Poker is a card game played by two or more players. It involves betting and forming hands based on card rankings to win the pot. The pot is the total of all bets placed by players during a betting round. A good hand can lead to a high payout, but luck also plays a role.
A good poker player has several skills to help them succeed, including self-awareness and emotional control. This allows them to remain calm in stressful situations and avoid making irrational decisions. Poker also helps players improve their problem-solving abilities by requiring them to think quickly and creatively in order to find unique solutions.
There are several ways to improve your chances of winning a poker hand, including playing in position and using a strong bluffing strategy. A good poker player will be able to read their opponents and adjust their betting strategy accordingly. In addition, they will know how to manage risk by determining the probability of a bad outcome before making a decision. This is an important skill to develop as it will help you make better decisions in everyday life.
Another skill that poker teaches is how to read your opponent’s body language and mood. This is essential because your opponents are always looking for any sign of weakness that they can exploit.
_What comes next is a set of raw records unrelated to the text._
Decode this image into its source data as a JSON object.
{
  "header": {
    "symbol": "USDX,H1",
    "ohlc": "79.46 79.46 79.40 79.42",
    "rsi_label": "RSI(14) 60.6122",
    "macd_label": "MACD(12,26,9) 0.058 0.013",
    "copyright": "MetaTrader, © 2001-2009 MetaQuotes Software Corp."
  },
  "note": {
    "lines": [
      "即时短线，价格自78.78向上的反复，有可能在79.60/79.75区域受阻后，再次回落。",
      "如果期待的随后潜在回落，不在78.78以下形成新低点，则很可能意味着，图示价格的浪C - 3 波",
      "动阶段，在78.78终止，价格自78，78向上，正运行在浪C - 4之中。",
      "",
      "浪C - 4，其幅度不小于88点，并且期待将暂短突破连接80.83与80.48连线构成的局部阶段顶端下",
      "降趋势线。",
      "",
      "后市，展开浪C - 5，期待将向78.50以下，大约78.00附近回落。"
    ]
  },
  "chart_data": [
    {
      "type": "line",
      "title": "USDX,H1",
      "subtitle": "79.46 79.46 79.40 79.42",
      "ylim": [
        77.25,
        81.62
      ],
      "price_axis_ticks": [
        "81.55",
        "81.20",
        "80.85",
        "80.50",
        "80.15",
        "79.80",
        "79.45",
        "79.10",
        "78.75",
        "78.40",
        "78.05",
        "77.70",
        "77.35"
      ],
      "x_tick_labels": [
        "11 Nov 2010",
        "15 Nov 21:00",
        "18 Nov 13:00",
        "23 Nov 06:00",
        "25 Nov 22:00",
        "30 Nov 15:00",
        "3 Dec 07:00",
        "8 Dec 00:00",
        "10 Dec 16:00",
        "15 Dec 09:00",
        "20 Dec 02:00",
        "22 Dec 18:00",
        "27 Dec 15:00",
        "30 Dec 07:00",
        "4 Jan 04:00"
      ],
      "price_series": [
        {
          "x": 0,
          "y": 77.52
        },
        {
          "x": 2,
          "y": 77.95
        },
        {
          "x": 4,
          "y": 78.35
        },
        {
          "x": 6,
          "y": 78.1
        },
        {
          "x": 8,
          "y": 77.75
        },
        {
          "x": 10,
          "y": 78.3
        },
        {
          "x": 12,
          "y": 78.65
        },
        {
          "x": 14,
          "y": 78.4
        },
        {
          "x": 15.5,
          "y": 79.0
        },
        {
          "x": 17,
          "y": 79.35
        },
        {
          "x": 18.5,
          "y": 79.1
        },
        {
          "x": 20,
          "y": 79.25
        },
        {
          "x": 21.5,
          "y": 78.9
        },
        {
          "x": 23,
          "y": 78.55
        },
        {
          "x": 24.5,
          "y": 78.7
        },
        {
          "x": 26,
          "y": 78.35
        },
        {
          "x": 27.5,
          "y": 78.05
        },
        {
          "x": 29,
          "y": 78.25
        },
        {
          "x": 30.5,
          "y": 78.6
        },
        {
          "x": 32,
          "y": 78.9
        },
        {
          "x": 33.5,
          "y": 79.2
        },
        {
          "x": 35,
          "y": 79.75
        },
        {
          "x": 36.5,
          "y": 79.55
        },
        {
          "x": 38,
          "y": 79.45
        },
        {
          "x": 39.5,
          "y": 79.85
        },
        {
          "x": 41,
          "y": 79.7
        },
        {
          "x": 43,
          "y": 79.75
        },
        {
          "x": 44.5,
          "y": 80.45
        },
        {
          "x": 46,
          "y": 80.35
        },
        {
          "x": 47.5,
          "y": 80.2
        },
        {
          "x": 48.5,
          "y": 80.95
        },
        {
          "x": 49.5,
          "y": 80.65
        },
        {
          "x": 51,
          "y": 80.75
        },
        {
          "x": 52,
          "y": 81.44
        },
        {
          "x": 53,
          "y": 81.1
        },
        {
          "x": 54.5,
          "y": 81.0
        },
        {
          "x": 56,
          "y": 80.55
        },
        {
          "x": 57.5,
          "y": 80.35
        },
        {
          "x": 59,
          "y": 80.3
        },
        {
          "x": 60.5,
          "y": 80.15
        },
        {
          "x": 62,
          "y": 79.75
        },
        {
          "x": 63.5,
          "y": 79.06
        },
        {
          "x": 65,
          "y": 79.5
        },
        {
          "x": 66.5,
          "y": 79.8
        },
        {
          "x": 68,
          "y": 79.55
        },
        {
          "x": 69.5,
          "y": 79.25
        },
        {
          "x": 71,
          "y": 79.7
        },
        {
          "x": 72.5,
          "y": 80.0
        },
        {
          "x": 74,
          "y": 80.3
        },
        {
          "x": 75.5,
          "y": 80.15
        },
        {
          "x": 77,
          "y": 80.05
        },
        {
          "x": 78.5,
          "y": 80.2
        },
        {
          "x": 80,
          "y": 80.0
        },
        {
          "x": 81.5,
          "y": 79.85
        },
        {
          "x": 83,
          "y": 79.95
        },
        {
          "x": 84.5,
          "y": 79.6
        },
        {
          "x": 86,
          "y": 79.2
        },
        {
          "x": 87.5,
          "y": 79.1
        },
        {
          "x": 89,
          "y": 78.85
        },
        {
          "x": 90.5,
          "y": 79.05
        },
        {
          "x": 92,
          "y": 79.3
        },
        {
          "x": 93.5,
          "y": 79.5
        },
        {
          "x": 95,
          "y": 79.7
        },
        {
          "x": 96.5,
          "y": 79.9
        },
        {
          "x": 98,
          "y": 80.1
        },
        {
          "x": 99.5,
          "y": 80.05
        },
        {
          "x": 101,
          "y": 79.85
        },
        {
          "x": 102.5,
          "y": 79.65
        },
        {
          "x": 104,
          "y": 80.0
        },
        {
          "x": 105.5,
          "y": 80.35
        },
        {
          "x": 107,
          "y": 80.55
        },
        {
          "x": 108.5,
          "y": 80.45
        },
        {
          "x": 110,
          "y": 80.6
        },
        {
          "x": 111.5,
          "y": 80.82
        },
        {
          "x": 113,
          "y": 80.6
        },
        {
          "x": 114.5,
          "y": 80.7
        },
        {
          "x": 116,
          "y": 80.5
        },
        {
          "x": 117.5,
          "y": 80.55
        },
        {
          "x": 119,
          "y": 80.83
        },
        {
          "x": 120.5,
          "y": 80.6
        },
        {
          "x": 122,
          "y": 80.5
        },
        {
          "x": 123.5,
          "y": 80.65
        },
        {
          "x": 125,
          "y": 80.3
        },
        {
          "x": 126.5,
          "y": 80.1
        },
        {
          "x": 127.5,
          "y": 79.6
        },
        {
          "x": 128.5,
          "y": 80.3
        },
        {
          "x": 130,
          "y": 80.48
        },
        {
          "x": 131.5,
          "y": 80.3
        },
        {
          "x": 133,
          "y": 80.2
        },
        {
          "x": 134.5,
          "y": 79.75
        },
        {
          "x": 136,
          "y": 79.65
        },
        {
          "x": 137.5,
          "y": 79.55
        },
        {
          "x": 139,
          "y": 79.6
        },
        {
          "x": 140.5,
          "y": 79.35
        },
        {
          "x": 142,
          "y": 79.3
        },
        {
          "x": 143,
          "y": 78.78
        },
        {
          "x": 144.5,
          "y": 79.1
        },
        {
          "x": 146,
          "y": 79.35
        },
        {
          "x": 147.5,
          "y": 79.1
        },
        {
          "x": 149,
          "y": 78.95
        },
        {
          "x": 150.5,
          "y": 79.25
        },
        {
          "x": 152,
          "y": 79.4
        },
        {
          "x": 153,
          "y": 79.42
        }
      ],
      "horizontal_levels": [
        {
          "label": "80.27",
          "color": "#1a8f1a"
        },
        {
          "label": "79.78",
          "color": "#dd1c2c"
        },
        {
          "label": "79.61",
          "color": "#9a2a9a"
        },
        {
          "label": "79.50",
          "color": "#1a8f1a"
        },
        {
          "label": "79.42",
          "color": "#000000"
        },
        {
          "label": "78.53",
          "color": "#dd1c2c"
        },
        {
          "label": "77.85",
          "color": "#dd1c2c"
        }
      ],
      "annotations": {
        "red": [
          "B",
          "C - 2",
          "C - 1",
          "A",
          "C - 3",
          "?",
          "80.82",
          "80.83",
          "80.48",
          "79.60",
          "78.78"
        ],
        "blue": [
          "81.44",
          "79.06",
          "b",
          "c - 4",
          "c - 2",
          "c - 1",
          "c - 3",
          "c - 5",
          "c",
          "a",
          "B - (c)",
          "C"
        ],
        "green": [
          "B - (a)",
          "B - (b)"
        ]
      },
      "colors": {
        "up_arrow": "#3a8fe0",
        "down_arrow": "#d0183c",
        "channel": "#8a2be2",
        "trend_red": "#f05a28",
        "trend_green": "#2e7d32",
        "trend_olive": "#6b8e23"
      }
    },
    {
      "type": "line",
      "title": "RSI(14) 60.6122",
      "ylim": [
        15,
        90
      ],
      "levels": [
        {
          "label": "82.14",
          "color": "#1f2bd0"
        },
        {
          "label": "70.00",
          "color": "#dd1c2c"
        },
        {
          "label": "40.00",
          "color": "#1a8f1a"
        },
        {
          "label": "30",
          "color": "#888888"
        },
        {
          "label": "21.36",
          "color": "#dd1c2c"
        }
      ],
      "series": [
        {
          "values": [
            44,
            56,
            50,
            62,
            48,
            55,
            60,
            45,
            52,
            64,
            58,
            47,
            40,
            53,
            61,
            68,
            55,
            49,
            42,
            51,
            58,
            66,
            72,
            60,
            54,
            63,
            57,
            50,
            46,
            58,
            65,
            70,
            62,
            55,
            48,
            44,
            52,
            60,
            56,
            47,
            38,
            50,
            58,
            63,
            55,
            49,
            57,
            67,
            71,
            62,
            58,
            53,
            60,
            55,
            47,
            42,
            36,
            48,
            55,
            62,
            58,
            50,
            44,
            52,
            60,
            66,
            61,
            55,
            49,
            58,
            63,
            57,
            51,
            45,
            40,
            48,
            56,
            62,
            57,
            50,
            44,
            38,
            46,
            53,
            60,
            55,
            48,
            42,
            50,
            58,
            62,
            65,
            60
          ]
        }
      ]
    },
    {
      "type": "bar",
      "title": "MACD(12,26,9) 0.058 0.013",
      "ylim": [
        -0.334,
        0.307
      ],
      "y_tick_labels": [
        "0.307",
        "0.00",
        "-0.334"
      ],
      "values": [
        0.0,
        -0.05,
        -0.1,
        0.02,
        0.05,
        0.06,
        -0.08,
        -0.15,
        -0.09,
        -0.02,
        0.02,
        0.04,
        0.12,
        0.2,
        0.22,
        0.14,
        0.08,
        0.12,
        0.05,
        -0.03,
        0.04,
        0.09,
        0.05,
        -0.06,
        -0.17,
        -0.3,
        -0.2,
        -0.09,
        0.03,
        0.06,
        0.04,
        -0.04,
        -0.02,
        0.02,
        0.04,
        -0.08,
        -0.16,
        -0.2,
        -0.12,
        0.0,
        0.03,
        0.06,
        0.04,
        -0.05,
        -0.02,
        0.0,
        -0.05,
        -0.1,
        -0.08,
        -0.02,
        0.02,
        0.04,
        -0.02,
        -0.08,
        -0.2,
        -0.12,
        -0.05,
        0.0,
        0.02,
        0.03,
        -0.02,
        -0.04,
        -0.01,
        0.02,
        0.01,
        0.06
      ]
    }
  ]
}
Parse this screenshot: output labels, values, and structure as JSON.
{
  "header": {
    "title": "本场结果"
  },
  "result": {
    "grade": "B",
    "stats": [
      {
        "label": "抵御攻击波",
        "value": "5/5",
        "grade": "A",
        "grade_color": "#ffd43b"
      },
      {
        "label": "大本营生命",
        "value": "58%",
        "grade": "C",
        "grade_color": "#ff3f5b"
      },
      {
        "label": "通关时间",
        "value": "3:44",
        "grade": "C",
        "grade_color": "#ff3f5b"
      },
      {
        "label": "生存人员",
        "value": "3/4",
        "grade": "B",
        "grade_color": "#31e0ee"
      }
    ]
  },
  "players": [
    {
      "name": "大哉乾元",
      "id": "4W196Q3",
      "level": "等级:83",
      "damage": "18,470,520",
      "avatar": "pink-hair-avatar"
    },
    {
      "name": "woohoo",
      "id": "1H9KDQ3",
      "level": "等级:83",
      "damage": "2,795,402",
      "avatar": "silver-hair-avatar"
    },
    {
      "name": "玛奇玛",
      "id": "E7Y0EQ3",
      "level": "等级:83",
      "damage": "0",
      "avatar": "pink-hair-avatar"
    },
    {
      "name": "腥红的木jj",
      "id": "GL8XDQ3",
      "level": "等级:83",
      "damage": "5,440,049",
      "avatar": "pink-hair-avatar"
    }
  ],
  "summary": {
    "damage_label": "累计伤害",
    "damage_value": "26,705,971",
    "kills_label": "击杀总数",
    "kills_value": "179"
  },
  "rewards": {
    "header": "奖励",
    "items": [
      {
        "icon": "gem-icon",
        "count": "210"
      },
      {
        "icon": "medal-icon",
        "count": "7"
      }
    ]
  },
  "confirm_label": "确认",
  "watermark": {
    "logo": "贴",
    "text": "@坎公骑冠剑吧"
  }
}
It’s important to keep your emotions in check, even when you’re winning, because letting them get out of control can have negative consequences. Poker teaches you how to control your emotions in pressure-filled environments, which is a valuable skill to have in any situation.
If you’re unsure of your odds, it’s a good idea to use a poker calculator. This will give you a clear picture of the odds of your hand beating the pot. This information will be useful when deciding whether to call or fold. A poker calculator will also help you calculate your expected return on investment (EVI).
Poker teaches players to be flexible and creative in their play, especially when it comes to betting. This is because they need to be able to adapt to the changing circumstances of each hand. This flexibility and creativity are also beneficial in other areas of life such as work and personal relationships.
The game also teaches players how to analyze the board and community cards before making their decision. Using these tools will allow them to maximize the value of their hand.
In poker, the goal is to form the highest-ranking hand based on the cards in your hand and those on the table. This is known as a showdown and the winning hand receives the pot. The rest of the players’ bets go into a side pot, which can be won by any player who has called prior to the showdown. It’s a game that requires careful analysis and attention to detail, but the rewards can be huge. This is why it’s important to practice poker as often as possible.